“Minor changes in food properties can have a major impact”

From sandwiches with cheese to French fries with mayonnaise: frequently-paired foods have received scant attention in research on eating behaviour and sensory science. A missed opportunity, according to TiFN PhD fellow Arianne van Eck, who found that relatively small changes in either carrier or condiment properties can have a major impact on eating rate and sensory perception. On Friday June 19, 2020, she graduated cum laude from Wageningen University & Research.

Thoroughness is characteristic of this young scientist, who obtained a MSc in Sensory Science at Wageningen a few years earlier. “I am always looking for the Why? of things and I like to immerse myself in a subject”, she smiles. The moment she saw a PhD vacancy in the TiFN Smooth Bite For All project she applied, and was accepted.

Single foods versus composite foods

In her PhD project Van Eck investigated the role of single food properties in oral processing behaviour, intake and sensory perception of composite foods. “Most meals involve a range of different foods: for example crackers with cheese or French fries with mayonnaise”, she explains.

Decreasing eating rate

The PhD fellow used advanced video technology and electromyography with jaw tracking to measure different aspects of oral processing behaviour, such as total mastication time, number of mastication strokes and overall eating rate. This revealed surprising new insights. “Carrot cubes, for example, are swallowed more quickly than carrots cut julienne, because they can be chewed more efficiently”, she illustrates. Another interesting finding was that people tend to eat more cheese in combination with a flat cracker than with a breadstick. “Surprising – but useful – is the finding that this does not affect satiation.”

Van Eck’s work has provided interesting leads for product development and nutritional interventions. “If you want, for example, to decrease eating rate to reduce food intake, we suggest increasing the firmness of the carrier food, changing the carrier shape – many small pieces instead of one large piece –and/or adding a condiment with a high viscosity”, she explains.

Van Eck also found that consumer ability to identify different foods reduces when foods are combined together within one bite. “This can be of particular interest in the design of healthy and/or sustainable foods in which establishing excellent sensory quality still poses a challenge”, she says. “Imagine the development of salt/sugar-reduced condiments for salads or French fries.”

PhD journey: opportunities and freedom

According to Van Eck, the years as a PhD fellow have been among the best of her life. “I really enjoyed the opportunities and the freedom to pursue my research and to develop myself”, she says.
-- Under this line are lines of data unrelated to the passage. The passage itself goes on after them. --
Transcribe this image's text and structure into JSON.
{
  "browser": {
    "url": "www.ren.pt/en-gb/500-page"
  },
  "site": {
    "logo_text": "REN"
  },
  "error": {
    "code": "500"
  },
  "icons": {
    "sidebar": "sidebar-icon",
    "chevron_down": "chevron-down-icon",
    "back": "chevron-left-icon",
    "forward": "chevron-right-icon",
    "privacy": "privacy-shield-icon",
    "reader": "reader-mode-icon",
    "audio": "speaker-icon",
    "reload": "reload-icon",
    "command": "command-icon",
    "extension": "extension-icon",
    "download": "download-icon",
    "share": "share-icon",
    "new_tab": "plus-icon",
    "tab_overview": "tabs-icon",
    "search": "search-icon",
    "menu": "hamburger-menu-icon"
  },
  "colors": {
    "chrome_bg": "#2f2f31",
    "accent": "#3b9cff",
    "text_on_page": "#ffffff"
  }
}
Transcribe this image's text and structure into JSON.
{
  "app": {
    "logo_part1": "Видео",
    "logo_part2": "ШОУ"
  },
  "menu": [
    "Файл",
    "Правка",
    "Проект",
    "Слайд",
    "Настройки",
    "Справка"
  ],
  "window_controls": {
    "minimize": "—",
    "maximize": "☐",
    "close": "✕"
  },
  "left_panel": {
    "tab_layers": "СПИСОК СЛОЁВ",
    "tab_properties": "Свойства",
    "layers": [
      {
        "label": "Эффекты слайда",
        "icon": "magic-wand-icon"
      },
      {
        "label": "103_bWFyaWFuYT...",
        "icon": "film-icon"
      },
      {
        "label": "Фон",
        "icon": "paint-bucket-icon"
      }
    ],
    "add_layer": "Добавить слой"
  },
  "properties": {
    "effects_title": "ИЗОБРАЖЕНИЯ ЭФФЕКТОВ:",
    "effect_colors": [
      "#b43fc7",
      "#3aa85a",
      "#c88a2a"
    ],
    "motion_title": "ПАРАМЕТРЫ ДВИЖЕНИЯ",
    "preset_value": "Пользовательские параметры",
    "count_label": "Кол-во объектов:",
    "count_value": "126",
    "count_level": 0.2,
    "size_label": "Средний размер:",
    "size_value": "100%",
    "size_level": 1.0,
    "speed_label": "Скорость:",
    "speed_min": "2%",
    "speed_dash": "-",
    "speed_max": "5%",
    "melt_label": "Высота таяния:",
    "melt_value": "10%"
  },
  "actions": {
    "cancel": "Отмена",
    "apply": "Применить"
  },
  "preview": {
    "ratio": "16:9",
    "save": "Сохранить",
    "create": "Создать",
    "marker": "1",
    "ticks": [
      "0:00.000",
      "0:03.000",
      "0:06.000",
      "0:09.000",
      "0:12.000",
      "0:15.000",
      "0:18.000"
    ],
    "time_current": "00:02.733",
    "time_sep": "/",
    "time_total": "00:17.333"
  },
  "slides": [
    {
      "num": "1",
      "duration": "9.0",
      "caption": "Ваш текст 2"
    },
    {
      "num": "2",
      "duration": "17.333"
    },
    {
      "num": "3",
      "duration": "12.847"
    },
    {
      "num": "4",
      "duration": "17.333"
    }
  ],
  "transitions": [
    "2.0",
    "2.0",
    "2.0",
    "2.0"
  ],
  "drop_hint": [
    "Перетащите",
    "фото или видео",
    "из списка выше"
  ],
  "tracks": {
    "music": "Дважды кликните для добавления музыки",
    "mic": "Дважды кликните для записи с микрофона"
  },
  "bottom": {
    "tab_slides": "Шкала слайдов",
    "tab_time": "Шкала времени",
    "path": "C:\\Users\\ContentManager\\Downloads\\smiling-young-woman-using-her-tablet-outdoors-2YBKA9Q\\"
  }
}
Presenting research outcomes, writing scientific papers and guiding MSc students all went smoothly. “I learned to collaborate with other scientists and with people from the food industry”, she adds. “I now have a valuable network that will support me throughout my career.”

The graduate has yet to choose her next role. “I am still reflecting on whether I should continue in academia or in industry”, she says. But there is one thing she is sure of. “Healthy nutrition and sensory science is an ocean into which I, so far, just dipped a toe.”

Want to know more about Van Eck’s work? Click here.

Photo credits: Sven Menschel, www.phddefencephoto.com